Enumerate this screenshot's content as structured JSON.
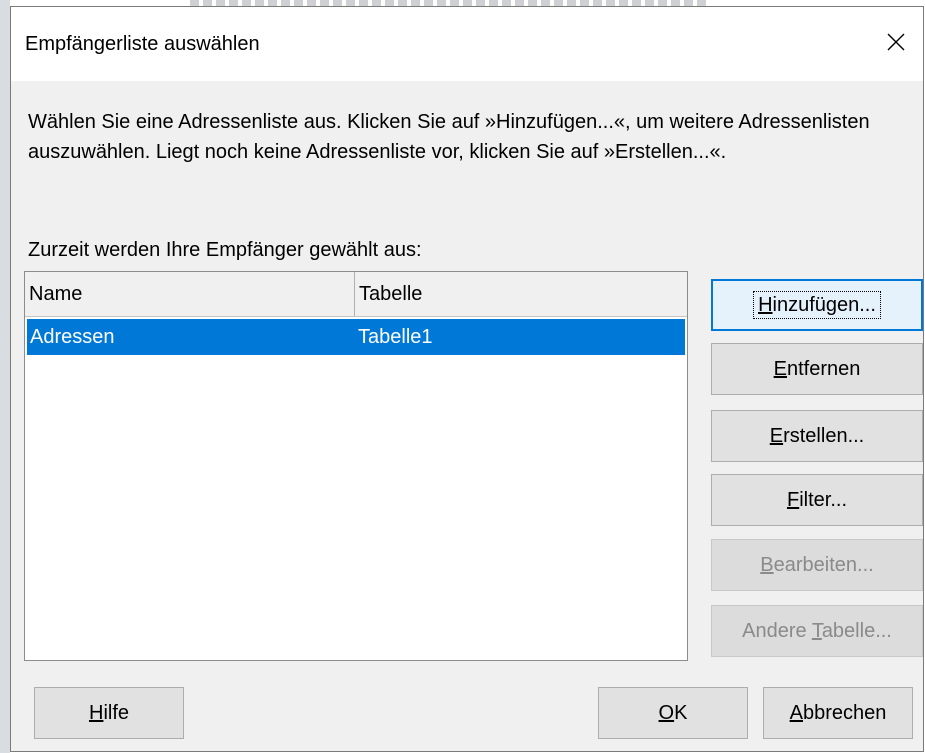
{
  "dialog": {
    "title": "Empfängerliste auswählen",
    "description": "Wählen Sie eine Adressenliste aus. Klicken Sie auf »Hinzufügen...«, um weitere Adressenlisten auszuwählen. Liegt noch keine Adressenliste vor, klicken Sie auf »Erstellen...«.",
    "list_caption": "Zurzeit werden Ihre Empfänger gewählt aus:"
  },
  "list": {
    "columns": {
      "name": "Name",
      "table": "Tabelle"
    },
    "rows": [
      {
        "name": "Adressen",
        "table": "Tabelle1",
        "selected": true
      }
    ]
  },
  "buttons": {
    "add": {
      "mnemonic": "H",
      "rest": "inzufügen..."
    },
    "remove": {
      "mnemonic": "E",
      "rest": "ntfernen"
    },
    "create": {
      "mnemonic": "E",
      "rest": "rstellen..."
    },
    "filter": {
      "mnemonic": "F",
      "rest": "ilter..."
    },
    "edit": {
      "mnemonic": "B",
      "rest": "earbeiten...",
      "disabled": true
    },
    "other_table": {
      "before": "Andere ",
      "mnemonic": "T",
      "rest": "abelle...",
      "disabled": true
    },
    "help": {
      "mnemonic": "H",
      "rest": "ilfe"
    },
    "ok": {
      "mnemonic": "O",
      "rest": "K"
    },
    "cancel": {
      "mnemonic": "A",
      "rest": "bbrechen"
    }
  },
  "colors": {
    "selection": "#0078d7",
    "dialog_bg": "#f0f0f0",
    "disabled_text": "#8a8a8a"
  },
  "icons": {
    "close": "close-icon"
  }
}
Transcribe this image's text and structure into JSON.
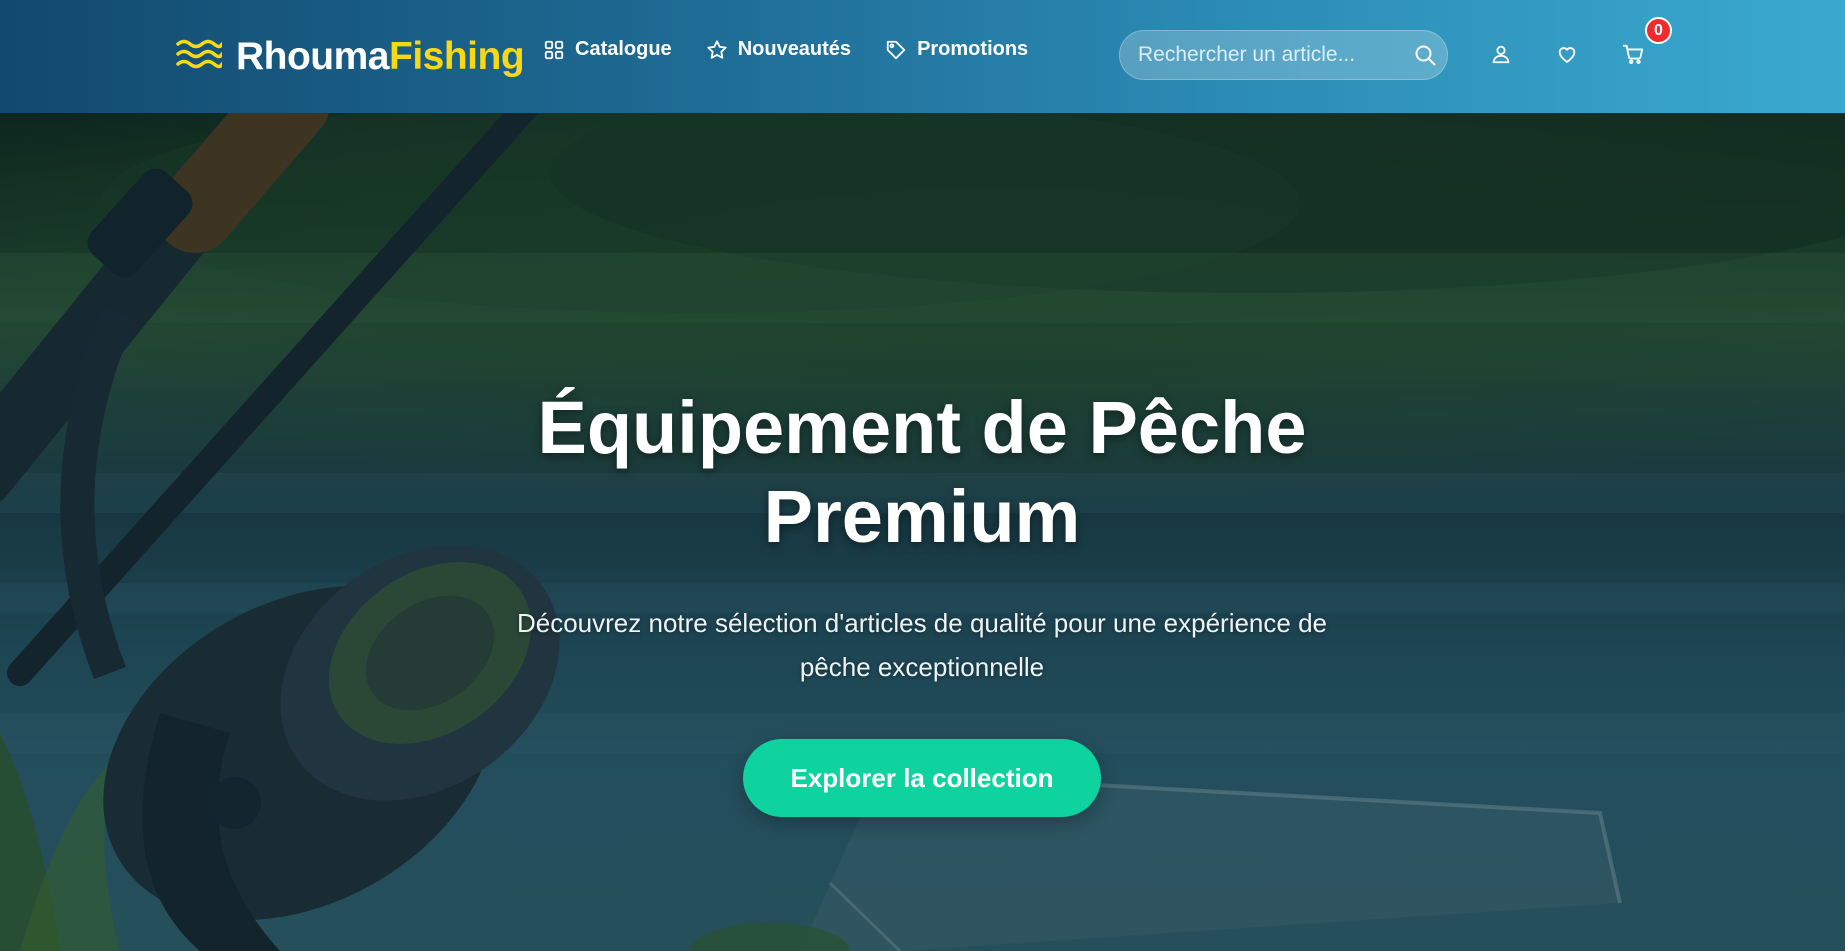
{
  "brand": {
    "name_part1": "Rhouma",
    "name_part2": "Fishing",
    "icon": "waves-icon"
  },
  "nav": [
    {
      "label": "Catalogue",
      "icon": "grid-icon"
    },
    {
      "label": "Nouveautés",
      "icon": "star-icon"
    },
    {
      "label": "Promotions",
      "icon": "tag-icon"
    }
  ],
  "search": {
    "placeholder": "Rechercher un article...",
    "value": "",
    "icon": "search-icon"
  },
  "header_icons": {
    "account": "user-icon",
    "wishlist": "heart-icon",
    "cart": "cart-icon"
  },
  "cart": {
    "count": "0"
  },
  "hero": {
    "title_line1": "Équipement de Pêche",
    "title_line2": "Premium",
    "subtitle": "Découvrez notre sélection d'articles de qualité pour une expérience de pêche exceptionnelle",
    "cta_label": "Explorer la collection"
  },
  "colors": {
    "header_gradient_start": "#12496e",
    "header_gradient_end": "#3aa9cf",
    "brand_accent": "#f7d816",
    "cta": "#0fd39f",
    "badge": "#ef2b2b"
  }
}
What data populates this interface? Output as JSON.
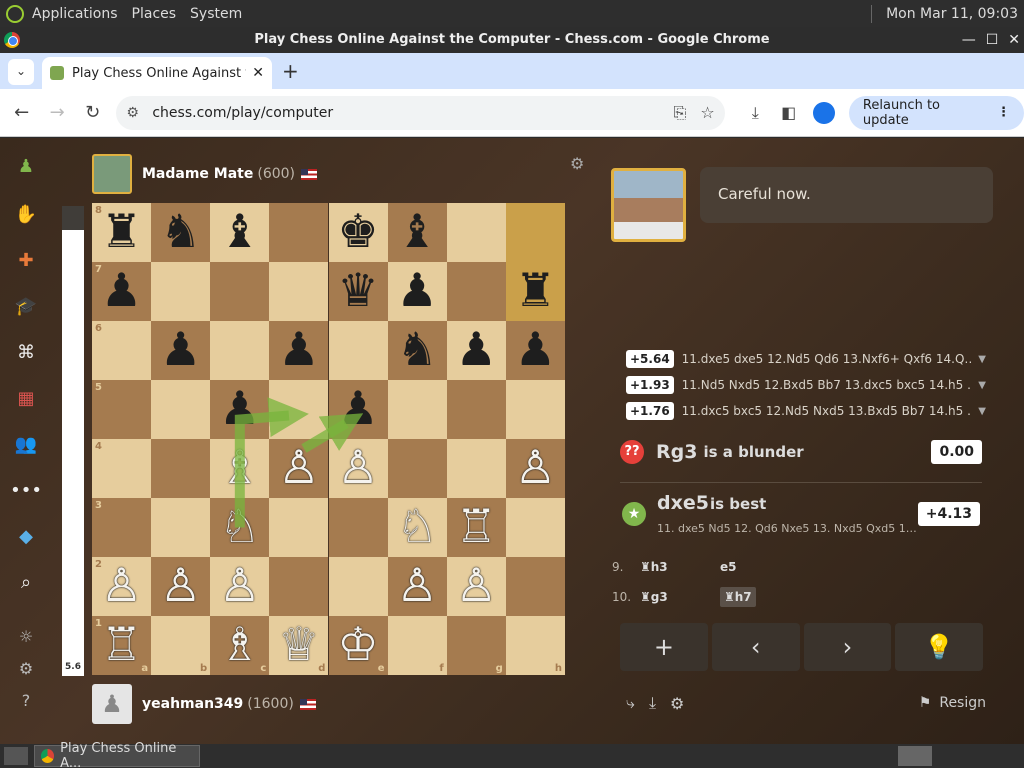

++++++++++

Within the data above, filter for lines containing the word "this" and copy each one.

Reply to the task:
Enumerate this screenshot's content as structured JSON.
Transcribe this image's text and structure into JSON.
What data populates this interface? Output as JSON.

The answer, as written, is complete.